Despite a solid paper cast, including Ben Foster and Dexter’s Michael C Hall, the Beat circle’s actors are preposterously self-indulgent, labouring every sentence as though reading a dramatic monologue. Indeed it’s unclear what impression of the movement you’re meant to leave the cinema with; personally I found the film’s depiction rendered the Beats increasingly puerile, a bunch of spoilt, over-educated brats with inflated egos and too much time on their hands. It’s at least commendable for challenging, even inadvertently, the romantic myth surrounding the movement. Female characters receive rather short shrift, as beyond Ginsberg’s mummy issues and Kerouac’s muted girlfriend the action revolves solely around the adolescent men. For all that, though, the film feels strangely gentle and cautious (except the frenzied drug scenes, handled well by director John Krokidas) right up until the very end, when this atmosphere is shattered by a violent ‘penetration’ sequence composed of a stabbing, the use of heroin and Ginsberg’s first homosexual encounter. It’s oddly inconsistent with the schoolboy tomfoolery of the rest of the film; unfortunately, it’s also the only really original scene, as the Beats’ rejection of authority (breaking into the college library, stealing a boat to go out on the river) feels lame and clichéd. Music is pervasive throughout, but only feels right in Ginsberg’s writing scenes; the inclusion of the abysmally dated Libertines over the end credits is particularly weak.

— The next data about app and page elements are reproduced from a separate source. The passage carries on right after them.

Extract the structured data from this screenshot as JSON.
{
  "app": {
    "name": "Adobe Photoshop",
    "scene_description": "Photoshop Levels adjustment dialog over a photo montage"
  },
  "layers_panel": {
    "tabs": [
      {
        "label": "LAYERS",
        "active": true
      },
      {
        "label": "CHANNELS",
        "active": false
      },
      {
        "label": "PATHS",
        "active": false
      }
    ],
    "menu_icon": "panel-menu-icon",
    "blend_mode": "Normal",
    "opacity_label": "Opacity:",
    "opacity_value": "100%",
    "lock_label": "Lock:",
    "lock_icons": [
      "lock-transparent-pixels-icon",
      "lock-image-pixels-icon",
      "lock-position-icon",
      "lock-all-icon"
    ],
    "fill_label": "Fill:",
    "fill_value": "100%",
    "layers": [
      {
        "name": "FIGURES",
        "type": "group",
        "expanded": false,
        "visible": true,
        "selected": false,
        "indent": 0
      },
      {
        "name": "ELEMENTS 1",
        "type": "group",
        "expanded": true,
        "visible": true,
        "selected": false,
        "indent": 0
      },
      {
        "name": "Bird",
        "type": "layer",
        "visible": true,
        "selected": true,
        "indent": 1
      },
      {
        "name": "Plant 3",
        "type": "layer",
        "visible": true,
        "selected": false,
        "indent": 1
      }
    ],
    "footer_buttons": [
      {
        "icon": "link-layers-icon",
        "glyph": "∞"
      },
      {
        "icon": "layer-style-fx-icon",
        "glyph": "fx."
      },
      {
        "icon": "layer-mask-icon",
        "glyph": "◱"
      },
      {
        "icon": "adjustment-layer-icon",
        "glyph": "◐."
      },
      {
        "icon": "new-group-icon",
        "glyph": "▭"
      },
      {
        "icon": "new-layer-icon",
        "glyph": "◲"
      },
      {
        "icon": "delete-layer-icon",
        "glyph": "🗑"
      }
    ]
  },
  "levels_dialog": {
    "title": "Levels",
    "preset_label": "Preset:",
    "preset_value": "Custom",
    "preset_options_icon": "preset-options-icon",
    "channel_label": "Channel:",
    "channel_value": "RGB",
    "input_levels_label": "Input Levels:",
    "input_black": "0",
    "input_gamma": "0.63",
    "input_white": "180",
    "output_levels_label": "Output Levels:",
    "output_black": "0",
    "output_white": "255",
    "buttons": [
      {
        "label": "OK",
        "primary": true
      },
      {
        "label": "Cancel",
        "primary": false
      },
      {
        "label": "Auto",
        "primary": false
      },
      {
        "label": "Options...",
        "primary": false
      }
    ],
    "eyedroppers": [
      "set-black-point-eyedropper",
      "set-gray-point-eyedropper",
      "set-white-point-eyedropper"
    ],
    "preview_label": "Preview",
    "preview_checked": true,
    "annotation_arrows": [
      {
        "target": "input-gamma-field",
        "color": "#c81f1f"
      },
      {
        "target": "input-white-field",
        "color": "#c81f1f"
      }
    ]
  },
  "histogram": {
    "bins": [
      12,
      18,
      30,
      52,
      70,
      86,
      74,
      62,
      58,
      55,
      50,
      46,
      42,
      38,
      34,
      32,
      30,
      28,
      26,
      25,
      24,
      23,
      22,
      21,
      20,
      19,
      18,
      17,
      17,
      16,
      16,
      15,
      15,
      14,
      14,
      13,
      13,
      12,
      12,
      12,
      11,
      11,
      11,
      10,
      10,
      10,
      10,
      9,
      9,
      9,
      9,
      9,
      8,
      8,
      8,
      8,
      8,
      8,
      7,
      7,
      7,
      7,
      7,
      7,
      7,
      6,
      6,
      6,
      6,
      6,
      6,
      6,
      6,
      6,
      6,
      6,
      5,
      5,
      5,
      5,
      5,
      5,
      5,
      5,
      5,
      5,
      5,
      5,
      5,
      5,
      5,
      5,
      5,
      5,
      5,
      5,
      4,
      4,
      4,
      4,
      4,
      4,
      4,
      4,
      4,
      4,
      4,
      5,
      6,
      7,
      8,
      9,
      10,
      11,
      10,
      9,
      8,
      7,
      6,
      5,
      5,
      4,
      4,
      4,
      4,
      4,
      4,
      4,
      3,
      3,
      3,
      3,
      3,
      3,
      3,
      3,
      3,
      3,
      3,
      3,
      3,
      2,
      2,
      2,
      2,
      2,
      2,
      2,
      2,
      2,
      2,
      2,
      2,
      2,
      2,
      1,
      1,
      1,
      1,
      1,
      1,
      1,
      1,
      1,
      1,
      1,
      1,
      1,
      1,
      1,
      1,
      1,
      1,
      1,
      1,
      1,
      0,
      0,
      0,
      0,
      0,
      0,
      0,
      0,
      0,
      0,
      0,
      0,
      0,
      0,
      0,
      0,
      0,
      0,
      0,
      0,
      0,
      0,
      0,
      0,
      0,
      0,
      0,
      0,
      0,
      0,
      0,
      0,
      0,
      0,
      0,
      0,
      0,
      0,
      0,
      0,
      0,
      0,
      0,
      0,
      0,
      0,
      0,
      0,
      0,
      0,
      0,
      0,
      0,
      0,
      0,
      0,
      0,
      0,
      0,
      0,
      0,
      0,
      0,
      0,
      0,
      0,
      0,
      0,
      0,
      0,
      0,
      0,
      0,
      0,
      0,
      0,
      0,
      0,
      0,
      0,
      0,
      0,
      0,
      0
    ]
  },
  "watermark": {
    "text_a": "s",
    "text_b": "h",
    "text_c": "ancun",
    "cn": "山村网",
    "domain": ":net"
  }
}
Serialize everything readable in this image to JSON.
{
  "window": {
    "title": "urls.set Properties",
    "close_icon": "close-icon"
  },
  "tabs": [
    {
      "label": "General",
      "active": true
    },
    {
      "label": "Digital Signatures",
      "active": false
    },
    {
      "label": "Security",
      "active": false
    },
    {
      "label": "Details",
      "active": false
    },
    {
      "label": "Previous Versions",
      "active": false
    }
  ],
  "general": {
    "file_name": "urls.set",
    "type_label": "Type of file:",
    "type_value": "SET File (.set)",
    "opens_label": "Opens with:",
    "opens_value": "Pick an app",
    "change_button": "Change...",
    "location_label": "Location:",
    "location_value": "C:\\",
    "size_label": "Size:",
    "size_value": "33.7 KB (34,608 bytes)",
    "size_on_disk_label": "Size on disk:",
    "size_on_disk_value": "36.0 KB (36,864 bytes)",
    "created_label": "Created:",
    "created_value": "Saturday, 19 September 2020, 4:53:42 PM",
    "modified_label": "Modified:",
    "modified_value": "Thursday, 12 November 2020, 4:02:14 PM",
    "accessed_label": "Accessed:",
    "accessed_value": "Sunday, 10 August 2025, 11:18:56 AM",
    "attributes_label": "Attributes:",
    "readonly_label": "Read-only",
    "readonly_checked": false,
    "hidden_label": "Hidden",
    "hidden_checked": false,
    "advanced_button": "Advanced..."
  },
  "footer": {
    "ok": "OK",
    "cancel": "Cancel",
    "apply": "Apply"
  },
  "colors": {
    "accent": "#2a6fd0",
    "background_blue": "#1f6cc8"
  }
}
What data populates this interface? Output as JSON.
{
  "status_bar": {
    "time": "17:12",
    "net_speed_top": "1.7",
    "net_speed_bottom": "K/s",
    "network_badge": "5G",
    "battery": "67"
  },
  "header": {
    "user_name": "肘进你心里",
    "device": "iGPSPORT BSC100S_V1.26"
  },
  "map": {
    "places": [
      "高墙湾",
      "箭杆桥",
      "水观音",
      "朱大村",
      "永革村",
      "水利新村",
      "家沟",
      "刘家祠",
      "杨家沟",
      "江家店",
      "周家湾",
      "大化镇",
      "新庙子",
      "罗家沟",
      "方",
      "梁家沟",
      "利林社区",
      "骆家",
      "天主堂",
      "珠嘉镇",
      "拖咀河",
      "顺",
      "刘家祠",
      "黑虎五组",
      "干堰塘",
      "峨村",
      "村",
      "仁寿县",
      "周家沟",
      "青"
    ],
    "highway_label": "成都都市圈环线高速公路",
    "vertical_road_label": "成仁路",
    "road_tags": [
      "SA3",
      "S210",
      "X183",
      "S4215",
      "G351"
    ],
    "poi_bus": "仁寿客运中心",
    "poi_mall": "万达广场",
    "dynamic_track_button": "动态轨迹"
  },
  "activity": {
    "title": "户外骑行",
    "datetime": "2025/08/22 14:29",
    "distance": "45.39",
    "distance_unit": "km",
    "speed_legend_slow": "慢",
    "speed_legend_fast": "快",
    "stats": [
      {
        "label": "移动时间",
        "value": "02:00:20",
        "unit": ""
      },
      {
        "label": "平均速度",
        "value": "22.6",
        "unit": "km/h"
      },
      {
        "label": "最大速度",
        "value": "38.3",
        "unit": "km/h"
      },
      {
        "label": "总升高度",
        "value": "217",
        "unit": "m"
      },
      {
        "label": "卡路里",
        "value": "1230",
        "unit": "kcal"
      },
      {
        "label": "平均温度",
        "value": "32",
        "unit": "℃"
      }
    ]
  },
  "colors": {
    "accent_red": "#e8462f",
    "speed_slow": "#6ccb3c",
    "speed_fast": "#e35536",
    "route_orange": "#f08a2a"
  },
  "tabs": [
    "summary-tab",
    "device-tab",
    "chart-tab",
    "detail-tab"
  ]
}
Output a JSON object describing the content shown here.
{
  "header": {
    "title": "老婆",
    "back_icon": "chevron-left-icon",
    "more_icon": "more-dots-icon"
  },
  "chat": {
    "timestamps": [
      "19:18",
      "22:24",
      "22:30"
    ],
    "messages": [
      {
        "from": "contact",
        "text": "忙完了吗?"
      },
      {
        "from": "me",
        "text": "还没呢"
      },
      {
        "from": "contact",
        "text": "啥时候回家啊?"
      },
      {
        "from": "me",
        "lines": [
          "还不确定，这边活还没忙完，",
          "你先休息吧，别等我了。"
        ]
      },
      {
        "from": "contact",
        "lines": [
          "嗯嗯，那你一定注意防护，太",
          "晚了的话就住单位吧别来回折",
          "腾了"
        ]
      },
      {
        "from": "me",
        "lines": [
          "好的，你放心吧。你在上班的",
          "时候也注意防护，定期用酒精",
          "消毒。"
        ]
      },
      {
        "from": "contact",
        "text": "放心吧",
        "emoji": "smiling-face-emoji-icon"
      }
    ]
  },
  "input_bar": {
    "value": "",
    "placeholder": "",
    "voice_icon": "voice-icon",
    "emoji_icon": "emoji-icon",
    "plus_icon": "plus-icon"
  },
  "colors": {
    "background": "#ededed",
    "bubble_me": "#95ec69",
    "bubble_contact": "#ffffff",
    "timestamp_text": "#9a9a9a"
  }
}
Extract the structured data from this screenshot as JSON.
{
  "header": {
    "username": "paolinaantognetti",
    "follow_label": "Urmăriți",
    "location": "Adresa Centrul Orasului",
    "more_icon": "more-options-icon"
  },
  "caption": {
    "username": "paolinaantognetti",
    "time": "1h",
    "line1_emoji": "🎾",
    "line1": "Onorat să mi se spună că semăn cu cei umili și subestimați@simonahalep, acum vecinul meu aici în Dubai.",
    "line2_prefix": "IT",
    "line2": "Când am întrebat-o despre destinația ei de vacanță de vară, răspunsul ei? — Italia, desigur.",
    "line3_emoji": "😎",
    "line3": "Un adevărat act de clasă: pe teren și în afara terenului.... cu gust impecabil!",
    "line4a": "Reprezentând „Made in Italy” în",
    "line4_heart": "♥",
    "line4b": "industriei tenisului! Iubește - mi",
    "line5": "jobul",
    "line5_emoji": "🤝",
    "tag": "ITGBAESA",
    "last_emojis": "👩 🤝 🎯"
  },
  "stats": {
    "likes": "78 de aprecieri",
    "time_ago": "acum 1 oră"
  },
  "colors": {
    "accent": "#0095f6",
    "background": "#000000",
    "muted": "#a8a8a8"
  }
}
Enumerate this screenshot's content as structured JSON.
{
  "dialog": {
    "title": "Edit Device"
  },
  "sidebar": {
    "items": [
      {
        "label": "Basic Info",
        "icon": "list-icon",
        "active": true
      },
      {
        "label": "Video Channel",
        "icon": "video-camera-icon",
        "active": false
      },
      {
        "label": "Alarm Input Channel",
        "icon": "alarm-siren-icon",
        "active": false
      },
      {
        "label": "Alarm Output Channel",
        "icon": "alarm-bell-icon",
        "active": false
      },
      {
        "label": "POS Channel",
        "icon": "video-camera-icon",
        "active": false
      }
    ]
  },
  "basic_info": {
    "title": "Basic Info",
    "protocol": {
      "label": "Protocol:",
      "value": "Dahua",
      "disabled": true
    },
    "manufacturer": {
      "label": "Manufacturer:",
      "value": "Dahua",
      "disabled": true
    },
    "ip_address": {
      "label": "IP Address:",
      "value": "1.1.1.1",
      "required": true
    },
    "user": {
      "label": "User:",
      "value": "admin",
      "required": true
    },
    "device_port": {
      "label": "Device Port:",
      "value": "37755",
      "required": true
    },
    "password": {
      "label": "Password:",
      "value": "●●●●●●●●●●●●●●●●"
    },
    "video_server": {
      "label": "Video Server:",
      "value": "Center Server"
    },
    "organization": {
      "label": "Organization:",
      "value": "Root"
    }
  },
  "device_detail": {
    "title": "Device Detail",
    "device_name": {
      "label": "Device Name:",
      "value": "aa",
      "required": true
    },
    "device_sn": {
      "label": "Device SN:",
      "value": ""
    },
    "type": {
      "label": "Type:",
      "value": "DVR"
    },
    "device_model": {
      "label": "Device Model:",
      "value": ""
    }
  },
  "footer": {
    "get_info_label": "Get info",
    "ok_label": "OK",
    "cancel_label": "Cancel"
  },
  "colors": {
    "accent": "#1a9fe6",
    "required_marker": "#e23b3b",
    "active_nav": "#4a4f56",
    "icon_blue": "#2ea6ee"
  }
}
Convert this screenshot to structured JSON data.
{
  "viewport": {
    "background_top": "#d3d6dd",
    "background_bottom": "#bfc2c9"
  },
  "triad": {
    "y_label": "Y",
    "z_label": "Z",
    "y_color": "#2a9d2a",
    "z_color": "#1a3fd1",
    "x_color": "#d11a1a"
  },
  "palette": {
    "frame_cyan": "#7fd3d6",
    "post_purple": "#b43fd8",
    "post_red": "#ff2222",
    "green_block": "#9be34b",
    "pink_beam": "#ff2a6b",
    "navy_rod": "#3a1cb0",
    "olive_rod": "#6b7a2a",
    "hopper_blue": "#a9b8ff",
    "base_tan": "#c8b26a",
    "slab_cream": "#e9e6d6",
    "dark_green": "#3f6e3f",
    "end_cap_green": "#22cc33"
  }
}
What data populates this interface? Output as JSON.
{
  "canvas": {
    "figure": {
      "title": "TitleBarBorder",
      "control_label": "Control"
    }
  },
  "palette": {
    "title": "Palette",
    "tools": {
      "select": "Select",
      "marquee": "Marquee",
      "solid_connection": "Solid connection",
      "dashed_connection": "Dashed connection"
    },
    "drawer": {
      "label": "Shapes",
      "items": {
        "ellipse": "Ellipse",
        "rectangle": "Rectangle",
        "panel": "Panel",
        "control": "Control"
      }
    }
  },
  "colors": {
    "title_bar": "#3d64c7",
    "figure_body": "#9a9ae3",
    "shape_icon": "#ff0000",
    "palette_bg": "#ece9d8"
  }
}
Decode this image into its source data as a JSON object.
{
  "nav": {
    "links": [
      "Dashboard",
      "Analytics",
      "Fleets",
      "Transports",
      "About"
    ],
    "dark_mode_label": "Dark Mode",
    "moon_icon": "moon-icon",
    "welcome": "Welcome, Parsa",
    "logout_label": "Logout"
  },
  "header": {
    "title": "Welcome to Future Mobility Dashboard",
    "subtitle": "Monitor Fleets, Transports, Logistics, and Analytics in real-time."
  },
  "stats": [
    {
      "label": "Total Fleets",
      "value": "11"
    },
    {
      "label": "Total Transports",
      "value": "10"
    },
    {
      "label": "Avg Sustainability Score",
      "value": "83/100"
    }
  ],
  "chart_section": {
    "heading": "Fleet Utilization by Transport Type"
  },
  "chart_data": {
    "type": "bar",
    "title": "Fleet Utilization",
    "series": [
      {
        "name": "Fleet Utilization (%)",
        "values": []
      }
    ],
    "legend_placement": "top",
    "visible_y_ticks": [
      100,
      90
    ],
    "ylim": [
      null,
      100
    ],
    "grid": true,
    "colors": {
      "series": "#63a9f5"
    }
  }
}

It’s a shame, because Radcliffe does give a strong performance, even if at times it feels like he’s playing to type again – initially he’s socially awkward and unfamiliar with his new environment. But regardless of the film’s quality, he has proved that the days of Harry Potter are definitively in the past, and that he is a commendable actor in his own right.
PHOTOS// awardsdaily, radiotimes